» **DATASET RECORDS**:
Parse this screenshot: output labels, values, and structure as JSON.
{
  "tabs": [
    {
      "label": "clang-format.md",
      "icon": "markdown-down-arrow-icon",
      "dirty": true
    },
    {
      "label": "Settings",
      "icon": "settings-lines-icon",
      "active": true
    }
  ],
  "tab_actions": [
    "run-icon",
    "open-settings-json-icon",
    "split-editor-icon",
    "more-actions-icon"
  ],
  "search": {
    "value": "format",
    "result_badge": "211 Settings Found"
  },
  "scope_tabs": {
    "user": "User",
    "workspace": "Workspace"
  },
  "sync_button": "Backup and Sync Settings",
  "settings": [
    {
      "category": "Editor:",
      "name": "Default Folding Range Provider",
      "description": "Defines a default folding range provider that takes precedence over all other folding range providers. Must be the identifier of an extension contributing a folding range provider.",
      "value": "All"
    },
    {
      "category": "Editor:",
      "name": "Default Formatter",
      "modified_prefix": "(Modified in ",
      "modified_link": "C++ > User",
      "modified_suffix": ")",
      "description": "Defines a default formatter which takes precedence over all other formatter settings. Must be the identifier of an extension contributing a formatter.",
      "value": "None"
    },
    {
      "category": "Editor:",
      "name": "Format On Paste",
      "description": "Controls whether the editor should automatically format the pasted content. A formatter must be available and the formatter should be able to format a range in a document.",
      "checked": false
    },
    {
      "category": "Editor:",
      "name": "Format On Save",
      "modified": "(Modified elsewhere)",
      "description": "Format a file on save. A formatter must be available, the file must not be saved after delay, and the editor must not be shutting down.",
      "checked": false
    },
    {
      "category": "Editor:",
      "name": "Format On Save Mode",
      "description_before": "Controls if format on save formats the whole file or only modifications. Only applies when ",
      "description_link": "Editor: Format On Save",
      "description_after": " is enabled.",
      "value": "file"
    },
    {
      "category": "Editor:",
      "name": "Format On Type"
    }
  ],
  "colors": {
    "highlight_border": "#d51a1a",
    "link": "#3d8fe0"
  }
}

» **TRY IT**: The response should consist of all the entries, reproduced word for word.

» **RESPONSE TO THE EXERCISE**:
Parse this screenshot: output labels, values, and structure as JSON.
{
  "tabs": [
    {
      "label": "clang-format.md",
      "icon": "markdown-down-arrow-icon",
      "dirty": true
    },
    {
      "label": "Settings",
      "icon": "settings-lines-icon",
      "active": true
    }
  ],
  "tab_actions": [
    "run-icon",
    "open-settings-json-icon",
    "split-editor-icon",
    "more-actions-icon"
  ],
  "search": {
    "value": "format",
    "result_badge": "211 Settings Found"
  },
  "scope_tabs": {
    "user": "User",
    "workspace": "Workspace"
  },
  "sync_button": "Backup and Sync Settings",
  "settings": [
    {
      "category": "Editor:",
      "name": "Default Folding Range Provider",
      "description": "Defines a default folding range provider that takes precedence over all other folding range providers. Must be the identifier of an extension contributing a folding range provider.",
      "value": "All"
    },
    {
      "category": "Editor:",
      "name": "Default Formatter",
      "modified_prefix": "(Modified in ",
      "modified_link": "C++ > User",
      "modified_suffix": ")",
      "description": "Defines a default formatter which takes precedence over all other formatter settings. Must be the identifier of an extension contributing a formatter.",
      "value": "None"
    },
    {
      "category": "Editor:",
      "name": "Format On Paste",
      "description": "Controls whether the editor should automatically format the pasted content. A formatter must be available and the formatter should be able to format a range in a document.",
      "checked": false
    },
    {
      "category": "Editor:",
      "name": "Format On Save",
      "modified": "(Modified elsewhere)",
      "description": "Format a file on save. A formatter must be available, the file must not be saved after delay, and the editor must not be shutting down.",
      "checked": false
    },
    {
      "category": "Editor:",
      "name": "Format On Save Mode",
      "description_before": "Controls if format on save formats the whole file or only modifications. Only applies when ",
      "description_link": "Editor: Format On Save",
      "description_after": " is enabled.",
      "value": "file"
    },
    {
      "category": "Editor:",
      "name": "Format On Type"
    }
  ],
  "colors": {
    "highlight_border": "#d51a1a",
    "link": "#3d8fe0"
  }
}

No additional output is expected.